Here is a wonderful list from Graphic Novel Reporter, full of intriguing GN possibilities.
My second non-Kindle find almost qualifies as a Graphic Novel; instead, you'll find it in the New Fiction section.
Admirers of Nick Bantock's lavishly illustrated Griffin and Sabine books should look for The Scrapbook of Frankie Pratt by Caroline Preston. Every single page of Scrapbook is covered with ticket stubs, magazine clippings, photographs, report cards--a museum-like array of 1920s ephemera. With artfully arranged pages and brief typed captions, Preston reveals Frankie's adventures (and misadventures) from 1920 through 1928. I would love to see more books like this one.
You can follow up with Sophie Kinsella's Twenties Girl, Carola Dunn's Daisy Dalrymple series, or Kerry Greenwood's Phyrne Fisher series. Actually, Hildegarde Dolson's hilarious We Shook the Family Tree (out of print, sadly) features the most Frankie-like narrator--who claims that the very day she arrived in New York City, the stock market crashed.
My guess is that Hildegarde would have liked manga but Frankie wouldn't. But I'm pretty sure that both would-be sophisticates, given the option, would have gladly traded their daring stashes of cigarettes and lip rouge for an e-reader.
For all I know, the Twilight Zone marathon (original 1950s-60s iteration) on Syfy Channel could still be broadcasting. It certainly underscored many of our household activities on New Year's weekend. As I stirred blackeyed peas, unhooked tree ornaments, and dragged boxes of lights back up the attic ladder, Rod Serling was all the while demonstrating his hypnotic appeal.
Who could pay complete attention to anything else--or imagine changing the channel--when William Shatner, Art Carney, Charles Bronson, Martin Landau, and a host of other acting luminaries were embroiled in time travel, eerie parallels, and paranormal hijinks, usually culminating in a "gotcha" conclusion laced with irony?
Production values have evolved, but the cerebral creepiness of the Zone still sets a high bar for television entertainment.
It also provides a great model for self-improvement in the coming year. Instead of composing an annual "to do" list meant to transform ourselves into other beings--organized, punctual, socially brilliant--we could behave like Twilight Zone protagonists. Just envision creative strategies instead of a personality overhaul.
Like Serling's heroes and heroines, we may prove amazingly resourceful in dealing with challenges that beset us. Those characters would have used the library and internet, too, had those options only been offered:
- Baffled by financial/investment jargon? Try courses in Investing 101: Stocks, Bonds, & Mutual Funds or Personal Finance 101: How to Manage Your Money by going to the library's home page and enrolling in Universal Class for free.
- Frustrated because your job provides few opportunities for exercising your creativity? Find inspiration and instructions for spare time projects in the Hobbies and Crafts Reference Center database.

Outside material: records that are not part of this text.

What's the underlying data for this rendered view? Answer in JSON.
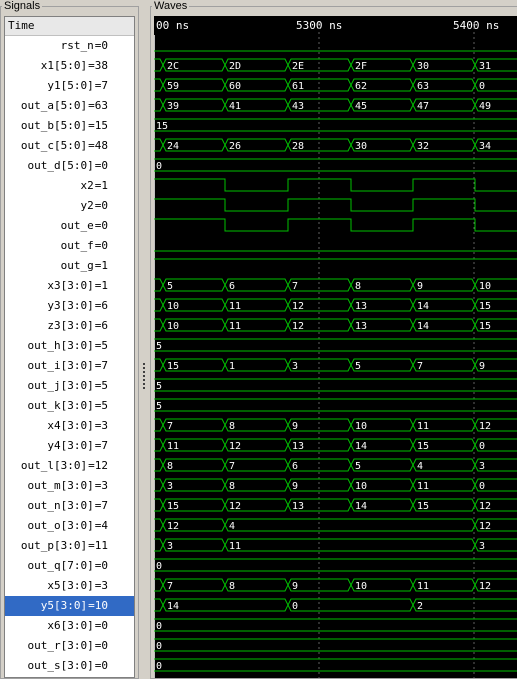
{
  "panes": {
    "signals_title": "Signals",
    "waves_title": "Waves"
  },
  "time_header": "Time",
  "timeline": {
    "labels": [
      {
        "text": "00 ns"
      },
      {
        "text": "5300 ns"
      },
      {
        "text": "5400 ns"
      }
    ]
  },
  "colors": {
    "wave": "#00c000",
    "text": "#ffffff",
    "grid": "#606060",
    "cursor": "#c0c0c0",
    "background": "#000000",
    "selection": "#316ac5"
  },
  "signals": [
    {
      "name": "rst_n",
      "value": "0",
      "kind": "bit",
      "edges": [],
      "level0": 0
    },
    {
      "name": "x1[5:0]",
      "value": "38",
      "kind": "bus",
      "segments": [
        "2C",
        "2D",
        "2E",
        "2F",
        "30",
        "31"
      ]
    },
    {
      "name": "y1[5:0]",
      "value": "7",
      "kind": "bus",
      "segments": [
        "59",
        "60",
        "61",
        "62",
        "63",
        "0"
      ]
    },
    {
      "name": "out_a[5:0]",
      "value": "63",
      "kind": "bus",
      "segments": [
        "39",
        "41",
        "43",
        "45",
        "47",
        "49"
      ]
    },
    {
      "name": "out_b[5:0]",
      "value": "15",
      "kind": "bus",
      "segments": [
        "15"
      ]
    },
    {
      "name": "out_c[5:0]",
      "value": "48",
      "kind": "bus",
      "segments": [
        "24",
        "26",
        "28",
        "30",
        "32",
        "34"
      ]
    },
    {
      "name": "out_d[5:0]",
      "value": "0",
      "kind": "bus",
      "segments": [
        "0"
      ]
    },
    {
      "name": "x2",
      "value": "1",
      "kind": "bit",
      "edges": [
        1,
        2,
        3,
        4,
        5
      ],
      "level0": 1
    },
    {
      "name": "y2",
      "value": "0",
      "kind": "bit",
      "edges": [
        1,
        2,
        3,
        4,
        5
      ],
      "level0": 1
    },
    {
      "name": "out_e",
      "value": "0",
      "kind": "bit",
      "edges": [
        1,
        2,
        3,
        4,
        5
      ],
      "level0": 1
    },
    {
      "name": "out_f",
      "value": "0",
      "kind": "bit",
      "edges": [],
      "level0": 0
    },
    {
      "name": "out_g",
      "value": "1",
      "kind": "bit",
      "edges": [],
      "level0": 1
    },
    {
      "name": "x3[3:0]",
      "value": "1",
      "kind": "bus",
      "segments": [
        "5",
        "6",
        "7",
        "8",
        "9",
        "10"
      ]
    },
    {
      "name": "y3[3:0]",
      "value": "6",
      "kind": "bus",
      "segments": [
        "10",
        "11",
        "12",
        "13",
        "14",
        "15"
      ]
    },
    {
      "name": "z3[3:0]",
      "value": "6",
      "kind": "bus",
      "segments": [
        "10",
        "11",
        "12",
        "13",
        "14",
        "15"
      ]
    },
    {
      "name": "out_h[3:0]",
      "value": "5",
      "kind": "bus",
      "segments": [
        "5"
      ]
    },
    {
      "name": "out_i[3:0]",
      "value": "7",
      "kind": "bus",
      "segments": [
        "15",
        "1",
        "3",
        "5",
        "7",
        "9"
      ]
    },
    {
      "name": "out_j[3:0]",
      "value": "5",
      "kind": "bus",
      "segments": [
        "5"
      ]
    },
    {
      "name": "out_k[3:0]",
      "value": "5",
      "kind": "bus",
      "segments": [
        "5"
      ]
    },
    {
      "name": "x4[3:0]",
      "value": "3",
      "kind": "bus",
      "segments": [
        "7",
        "8",
        "9",
        "10",
        "11",
        "12"
      ]
    },
    {
      "name": "y4[3:0]",
      "value": "7",
      "kind": "bus",
      "segments": [
        "11",
        "12",
        "13",
        "14",
        "15",
        "0"
      ]
    },
    {
      "name": "out_l[3:0]",
      "value": "12",
      "kind": "bus",
      "segments": [
        "8",
        "7",
        "6",
        "5",
        "4",
        "3"
      ]
    },
    {
      "name": "out_m[3:0]",
      "value": "3",
      "kind": "bus",
      "segments": [
        "3",
        "8",
        "9",
        "10",
        "11",
        "0"
      ]
    },
    {
      "name": "out_n[3:0]",
      "value": "7",
      "kind": "bus",
      "segments": [
        "15",
        "12",
        "13",
        "14",
        "15",
        "12"
      ]
    },
    {
      "name": "out_o[3:0]",
      "value": "4",
      "kind": "bus",
      "segments": [
        "12",
        "4",
        "",
        "",
        "",
        "12"
      ]
    },
    {
      "name": "out_p[3:0]",
      "value": "11",
      "kind": "bus",
      "segments": [
        "3",
        "11",
        "",
        "",
        "",
        "3"
      ]
    },
    {
      "name": "out_q[7:0]",
      "value": "0",
      "kind": "bus",
      "segments": [
        "0"
      ]
    },
    {
      "name": "x5[3:0]",
      "value": "3",
      "kind": "bus",
      "segments": [
        "7",
        "8",
        "9",
        "10",
        "11",
        "12"
      ]
    },
    {
      "name": "y5[3:0]",
      "value": "10",
      "kind": "bus",
      "segments": [
        "14",
        "",
        "0",
        "",
        "2",
        ""
      ],
      "selected": true
    },
    {
      "name": "x6[3:0]",
      "value": "0",
      "kind": "bus",
      "segments": [
        "0"
      ]
    },
    {
      "name": "out_r[3:0]",
      "value": "0",
      "kind": "bus",
      "segments": [
        "0"
      ]
    },
    {
      "name": "out_s[3:0]",
      "value": "0",
      "kind": "bus",
      "segments": [
        "0"
      ]
    }
  ]
}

- Tired of always being the last one in your group to hear about trendy books, especially those inspiring movies coming soon to your area? Take a look at the Book Movement website and check out EarlyWord's "Books to Movies & TV" feature.
Don't get me wrong: January goal setting presents an uplifting opportunity. It's just been my experience that a problem-solving approach fares better than, say, unrealistic vows like permanently banishing that on-again off-again seven pounds.
And would you believe that a co-worker just walked in with a plate of double chocolate cheesecake squares? To my credit, I don't recall saying "yes" (at least verbally). My hand simply reached toward it, as though I had been transported into another dimension, in which a hand could have a mind of its own and I was powerless to stop it. It was eerie!